Everywhere else - weeding! As our property is not yet 3 years old, it seems that I am forever trying to stay one step ahead of the wild trees, shrubs, and brambles that sprout up by the thousands as the forest tries to reclaim it's land.
The backyard is separated from the woods by a 7.5' deer wire fence... it keeps out the deer, but not the forest. Here you can see the Salal and Mahonia at the fence line just chomping at the bit to get in... ;)
The raspberry patch has been pruned and thinned out. It was topped with compost and organic fertiliser in fall, so all that's needed now is to cut out the old grey canes, trim out anything growing outside the 2-3 foot wide boundary, restring the wire, and ... (sigh) weed.
Fruit trees have been pruned. As they are only going on three years of age, they require very little at this point but removing the three D's - dead, damaged, diseased branches, as well as, any that are criss-crossing each other. They were fertilised and composted in fall.
This week I sprayed them with a dormant oil/lime-sulfer spray to prevent pest, fungal and disease problems. We are encouraged to spray three times a year here on the Pacific west coast, in November, February and shortly before bud break. I did not do this the first two years as am a bit opposed to any kind of sprays... However, due to the wet and temperate climes, have decided that I would rather spray than keep losing trees. We planted 21 fruit tree our first summer here and have lost 3 while another one is looking iffy.. so will see what spring brings.

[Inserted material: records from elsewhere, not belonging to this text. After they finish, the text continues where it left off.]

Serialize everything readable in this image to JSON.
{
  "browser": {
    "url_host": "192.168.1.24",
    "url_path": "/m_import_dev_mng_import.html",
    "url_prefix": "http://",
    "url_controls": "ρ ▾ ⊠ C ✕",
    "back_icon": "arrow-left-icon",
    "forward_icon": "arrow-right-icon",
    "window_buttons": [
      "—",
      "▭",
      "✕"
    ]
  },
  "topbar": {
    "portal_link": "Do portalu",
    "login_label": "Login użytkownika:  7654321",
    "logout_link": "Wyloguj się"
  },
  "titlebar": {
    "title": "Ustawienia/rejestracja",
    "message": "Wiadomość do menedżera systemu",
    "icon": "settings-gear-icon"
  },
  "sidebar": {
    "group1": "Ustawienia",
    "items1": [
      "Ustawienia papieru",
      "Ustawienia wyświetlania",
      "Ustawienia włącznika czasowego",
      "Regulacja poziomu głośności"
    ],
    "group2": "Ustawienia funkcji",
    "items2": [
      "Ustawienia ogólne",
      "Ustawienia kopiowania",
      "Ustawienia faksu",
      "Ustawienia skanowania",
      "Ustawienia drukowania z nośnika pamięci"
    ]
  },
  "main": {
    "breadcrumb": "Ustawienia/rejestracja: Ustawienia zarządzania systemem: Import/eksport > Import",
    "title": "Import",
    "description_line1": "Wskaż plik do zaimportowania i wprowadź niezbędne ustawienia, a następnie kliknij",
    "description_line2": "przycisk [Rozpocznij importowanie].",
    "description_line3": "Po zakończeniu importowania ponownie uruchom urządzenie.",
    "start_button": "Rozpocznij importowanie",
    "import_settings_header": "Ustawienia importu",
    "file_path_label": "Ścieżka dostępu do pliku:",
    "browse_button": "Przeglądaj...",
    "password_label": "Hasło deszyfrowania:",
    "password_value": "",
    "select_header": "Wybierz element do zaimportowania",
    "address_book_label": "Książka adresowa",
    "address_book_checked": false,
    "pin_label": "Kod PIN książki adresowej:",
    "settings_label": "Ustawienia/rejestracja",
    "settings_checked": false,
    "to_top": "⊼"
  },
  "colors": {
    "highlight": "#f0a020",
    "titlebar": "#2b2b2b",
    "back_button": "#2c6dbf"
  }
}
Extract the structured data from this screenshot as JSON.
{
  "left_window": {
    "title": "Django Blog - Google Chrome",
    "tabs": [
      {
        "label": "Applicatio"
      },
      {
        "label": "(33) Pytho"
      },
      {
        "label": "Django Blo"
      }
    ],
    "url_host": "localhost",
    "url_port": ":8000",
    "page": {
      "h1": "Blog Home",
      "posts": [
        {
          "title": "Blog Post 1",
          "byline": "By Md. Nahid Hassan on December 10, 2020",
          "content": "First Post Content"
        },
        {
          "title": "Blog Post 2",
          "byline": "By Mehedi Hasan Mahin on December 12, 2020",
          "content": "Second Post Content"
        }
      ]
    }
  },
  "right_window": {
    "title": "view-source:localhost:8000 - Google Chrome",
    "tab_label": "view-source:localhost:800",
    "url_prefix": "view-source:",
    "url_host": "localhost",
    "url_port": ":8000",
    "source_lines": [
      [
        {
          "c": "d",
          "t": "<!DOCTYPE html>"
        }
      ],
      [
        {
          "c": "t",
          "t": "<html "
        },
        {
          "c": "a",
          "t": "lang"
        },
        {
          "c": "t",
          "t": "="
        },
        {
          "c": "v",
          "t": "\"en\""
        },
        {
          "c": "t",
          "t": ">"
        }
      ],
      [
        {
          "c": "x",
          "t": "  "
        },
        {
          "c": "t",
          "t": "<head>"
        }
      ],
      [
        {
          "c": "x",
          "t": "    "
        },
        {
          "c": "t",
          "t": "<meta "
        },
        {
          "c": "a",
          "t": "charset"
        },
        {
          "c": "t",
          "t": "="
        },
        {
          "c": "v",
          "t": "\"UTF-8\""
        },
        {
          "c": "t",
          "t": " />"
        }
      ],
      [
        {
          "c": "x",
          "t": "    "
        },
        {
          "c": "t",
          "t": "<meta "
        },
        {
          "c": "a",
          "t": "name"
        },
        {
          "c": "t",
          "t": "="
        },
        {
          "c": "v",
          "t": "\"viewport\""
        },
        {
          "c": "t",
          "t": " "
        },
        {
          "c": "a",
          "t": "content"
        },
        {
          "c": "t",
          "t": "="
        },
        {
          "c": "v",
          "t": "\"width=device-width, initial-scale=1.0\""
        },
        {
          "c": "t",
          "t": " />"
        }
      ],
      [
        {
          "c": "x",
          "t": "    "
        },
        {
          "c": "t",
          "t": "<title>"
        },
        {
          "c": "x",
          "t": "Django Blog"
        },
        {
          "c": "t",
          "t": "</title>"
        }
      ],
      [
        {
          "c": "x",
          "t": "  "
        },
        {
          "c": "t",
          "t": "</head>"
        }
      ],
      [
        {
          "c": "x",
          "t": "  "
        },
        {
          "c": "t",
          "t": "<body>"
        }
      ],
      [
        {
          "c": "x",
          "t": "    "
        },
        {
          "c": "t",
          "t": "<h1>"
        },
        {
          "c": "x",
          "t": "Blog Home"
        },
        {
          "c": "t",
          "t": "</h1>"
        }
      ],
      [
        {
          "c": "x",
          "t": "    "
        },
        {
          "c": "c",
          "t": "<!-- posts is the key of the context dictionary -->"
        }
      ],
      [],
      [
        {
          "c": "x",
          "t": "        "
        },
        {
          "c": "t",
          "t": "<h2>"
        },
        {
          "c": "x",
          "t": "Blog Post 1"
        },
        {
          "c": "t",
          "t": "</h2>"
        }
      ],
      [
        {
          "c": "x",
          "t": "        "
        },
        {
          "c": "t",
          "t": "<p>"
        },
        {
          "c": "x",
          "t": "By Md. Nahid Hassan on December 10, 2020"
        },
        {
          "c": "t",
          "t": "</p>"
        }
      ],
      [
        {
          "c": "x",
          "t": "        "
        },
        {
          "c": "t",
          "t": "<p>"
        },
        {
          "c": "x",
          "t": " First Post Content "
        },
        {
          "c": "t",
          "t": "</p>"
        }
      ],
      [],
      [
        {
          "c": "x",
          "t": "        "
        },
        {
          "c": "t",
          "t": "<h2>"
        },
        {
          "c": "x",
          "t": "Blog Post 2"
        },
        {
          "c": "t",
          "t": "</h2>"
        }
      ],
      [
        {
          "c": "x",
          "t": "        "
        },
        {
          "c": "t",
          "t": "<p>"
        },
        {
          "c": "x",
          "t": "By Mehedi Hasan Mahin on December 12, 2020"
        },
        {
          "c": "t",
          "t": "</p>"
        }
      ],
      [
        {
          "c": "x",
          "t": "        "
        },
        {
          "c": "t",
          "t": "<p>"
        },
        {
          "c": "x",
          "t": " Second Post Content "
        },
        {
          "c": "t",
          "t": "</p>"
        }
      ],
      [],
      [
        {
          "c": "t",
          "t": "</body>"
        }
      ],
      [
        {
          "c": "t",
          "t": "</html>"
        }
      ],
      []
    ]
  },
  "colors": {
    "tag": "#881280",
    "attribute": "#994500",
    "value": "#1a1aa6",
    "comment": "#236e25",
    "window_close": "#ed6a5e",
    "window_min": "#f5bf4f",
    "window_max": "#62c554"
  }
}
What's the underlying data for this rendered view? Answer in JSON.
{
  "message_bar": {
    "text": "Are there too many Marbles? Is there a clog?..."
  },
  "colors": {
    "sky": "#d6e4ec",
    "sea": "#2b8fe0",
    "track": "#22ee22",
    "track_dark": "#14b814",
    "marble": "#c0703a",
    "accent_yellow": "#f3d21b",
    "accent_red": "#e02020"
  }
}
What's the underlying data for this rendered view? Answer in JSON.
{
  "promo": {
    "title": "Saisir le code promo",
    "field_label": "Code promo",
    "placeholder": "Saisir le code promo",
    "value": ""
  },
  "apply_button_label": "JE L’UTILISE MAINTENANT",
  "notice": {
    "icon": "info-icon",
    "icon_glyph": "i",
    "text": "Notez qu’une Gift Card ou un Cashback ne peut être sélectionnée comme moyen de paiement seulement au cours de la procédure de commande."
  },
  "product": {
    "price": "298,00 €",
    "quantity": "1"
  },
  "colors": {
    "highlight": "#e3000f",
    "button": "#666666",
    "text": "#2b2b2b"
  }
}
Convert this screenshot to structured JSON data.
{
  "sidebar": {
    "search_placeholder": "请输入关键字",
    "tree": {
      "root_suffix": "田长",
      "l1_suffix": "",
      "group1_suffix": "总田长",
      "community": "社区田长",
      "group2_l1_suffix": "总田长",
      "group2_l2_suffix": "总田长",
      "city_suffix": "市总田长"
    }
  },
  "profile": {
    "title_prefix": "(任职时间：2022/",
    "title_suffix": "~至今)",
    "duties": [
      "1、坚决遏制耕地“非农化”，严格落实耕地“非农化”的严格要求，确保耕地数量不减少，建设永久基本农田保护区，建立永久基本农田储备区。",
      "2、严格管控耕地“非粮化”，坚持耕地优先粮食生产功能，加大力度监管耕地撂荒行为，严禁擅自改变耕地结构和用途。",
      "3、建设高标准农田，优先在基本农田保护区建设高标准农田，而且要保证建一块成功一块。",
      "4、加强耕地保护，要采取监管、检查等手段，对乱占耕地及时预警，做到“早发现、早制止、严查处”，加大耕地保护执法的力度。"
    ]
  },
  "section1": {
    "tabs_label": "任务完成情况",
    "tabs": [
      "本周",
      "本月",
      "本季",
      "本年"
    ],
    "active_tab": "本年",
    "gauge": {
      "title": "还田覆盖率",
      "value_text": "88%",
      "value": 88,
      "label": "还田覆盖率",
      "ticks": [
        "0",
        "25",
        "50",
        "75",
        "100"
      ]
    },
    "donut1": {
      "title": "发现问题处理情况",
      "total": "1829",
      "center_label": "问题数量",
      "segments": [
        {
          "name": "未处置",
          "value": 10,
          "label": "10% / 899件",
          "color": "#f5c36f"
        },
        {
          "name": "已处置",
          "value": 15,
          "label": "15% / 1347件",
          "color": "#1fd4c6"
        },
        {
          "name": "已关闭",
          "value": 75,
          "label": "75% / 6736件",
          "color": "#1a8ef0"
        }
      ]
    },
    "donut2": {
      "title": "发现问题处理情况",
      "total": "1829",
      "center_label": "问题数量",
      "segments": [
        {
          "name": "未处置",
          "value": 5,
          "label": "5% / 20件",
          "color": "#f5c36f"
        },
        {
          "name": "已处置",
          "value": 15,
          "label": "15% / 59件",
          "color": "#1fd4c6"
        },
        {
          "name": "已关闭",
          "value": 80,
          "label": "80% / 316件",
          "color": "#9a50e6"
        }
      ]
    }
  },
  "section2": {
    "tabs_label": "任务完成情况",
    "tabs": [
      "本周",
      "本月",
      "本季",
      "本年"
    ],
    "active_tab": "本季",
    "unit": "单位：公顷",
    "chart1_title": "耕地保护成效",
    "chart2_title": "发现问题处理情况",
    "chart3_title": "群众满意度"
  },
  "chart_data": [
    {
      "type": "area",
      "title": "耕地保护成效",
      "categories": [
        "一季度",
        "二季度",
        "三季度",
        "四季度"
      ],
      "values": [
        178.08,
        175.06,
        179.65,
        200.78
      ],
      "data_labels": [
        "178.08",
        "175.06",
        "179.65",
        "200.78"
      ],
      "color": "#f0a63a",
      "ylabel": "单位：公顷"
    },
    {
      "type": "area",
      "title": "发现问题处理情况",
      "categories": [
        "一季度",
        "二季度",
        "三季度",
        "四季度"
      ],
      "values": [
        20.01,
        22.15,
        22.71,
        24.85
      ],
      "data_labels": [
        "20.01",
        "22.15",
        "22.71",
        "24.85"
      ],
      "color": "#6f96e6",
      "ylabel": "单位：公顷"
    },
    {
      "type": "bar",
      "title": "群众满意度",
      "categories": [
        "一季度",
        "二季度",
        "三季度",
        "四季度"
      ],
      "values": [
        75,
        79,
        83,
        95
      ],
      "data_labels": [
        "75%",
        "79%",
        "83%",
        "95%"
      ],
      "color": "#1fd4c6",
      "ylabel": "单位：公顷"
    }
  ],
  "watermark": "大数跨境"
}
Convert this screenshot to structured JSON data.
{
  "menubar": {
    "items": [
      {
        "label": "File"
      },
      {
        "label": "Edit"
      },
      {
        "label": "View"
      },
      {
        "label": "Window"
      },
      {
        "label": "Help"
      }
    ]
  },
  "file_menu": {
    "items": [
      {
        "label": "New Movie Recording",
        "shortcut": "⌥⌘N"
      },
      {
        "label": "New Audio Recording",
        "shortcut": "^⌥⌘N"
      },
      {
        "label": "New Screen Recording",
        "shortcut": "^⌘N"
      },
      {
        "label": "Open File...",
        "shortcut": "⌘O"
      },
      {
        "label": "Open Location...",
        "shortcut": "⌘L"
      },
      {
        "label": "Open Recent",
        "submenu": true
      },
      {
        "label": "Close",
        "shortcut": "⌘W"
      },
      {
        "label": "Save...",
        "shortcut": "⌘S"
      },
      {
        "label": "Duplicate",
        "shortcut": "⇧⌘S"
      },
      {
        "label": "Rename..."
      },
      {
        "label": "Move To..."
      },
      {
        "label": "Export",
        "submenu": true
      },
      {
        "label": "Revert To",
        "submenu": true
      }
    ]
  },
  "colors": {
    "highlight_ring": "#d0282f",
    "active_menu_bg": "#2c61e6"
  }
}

The perennial fruit and veggie beds await a couple more dry days so that I can get in there to tidy and feed them... This includes the 3 strawberry patches (Honeoye, Totem and Tri-Star), the asparagus bed, and the rhubarb. (Horseradish would also fall into this category, however, as of yet, I have none) ... but one should never mess around with wet soil :(
Also, tested the soil in the raised beds today, sigh, not very good news. The pH and K (potassium) are fine but the N (nitrogen) and P (phosphorus) are low, low, low. Cannot grow anything well if the nutrients are depleted so beds will be top dressed with some more organic goodies
Island soil, even the trucked in soil, tends to be very sandy and rocky, lacking in nutrients. I add 3 to 4 inches of organic matter to the beds each year, half in spring and half again in fall. I recommend this to everyone, whether they have sandy soil or heavy clay soil... the more organic matter you add, the healthier your soil, and thus your plants will be. Is the organic way to fertilize... feed your soil and in turn it feeds your garden plants.
I then dig in and turn the compost into the beds, as seeds will not germinate well in pure compost or manure. I do not ever roto-till as it compromises the soil structure. Nor do I turn the perennial beds, just top dress with compost and leave for the earth worms and elements to deal with. I truly believe in the credo that the less one messes with the soil, the less weeds seeds are brought up to the surface, and therefor, the less weeding one has to deal with.
Garlic is coming up nicely, I can hardly wait till June to enjoy those lovely garlic scape's, lightly roasted with olive oil and coarse salt, Yum!
Organic seed potatoes have been purchased and the early varieties set out to chit (sprout) in preparation for planting.
- This year I am growing two early types... Norkotah Russet ( great for baking, home and market gardens and a great keeper) and Sieglinde (a yellow potato, scab resistant and a good keeper)
- Two mid season types .... Kennebec (an heirloom type! great for fries and a good keeper) and the red Chieftain (scab and blight resistant, good for baking and boiling, also a good keeper)
- And one late season variety, a must have at our house ... Russian Banana (an heirloom! a small waxy yellow potato, especially great for salads and scab resistant)
I have grown Norland potatoes every year for the past 5 or more years and this year am not... They are, in my not-so-humble opinion <grin> the best and sweetest potato ever! However, I have not yet tried some of the above varieties and I do so love to trial new things. Sadly, I only have so many raised beds... therefore, simply no room for the Norlands this year.
The bare root rose standards (tree form roses) arrive next week. Thankfully these huge fibre pots came in just in time :)
Now I have some big time soil mixing to do!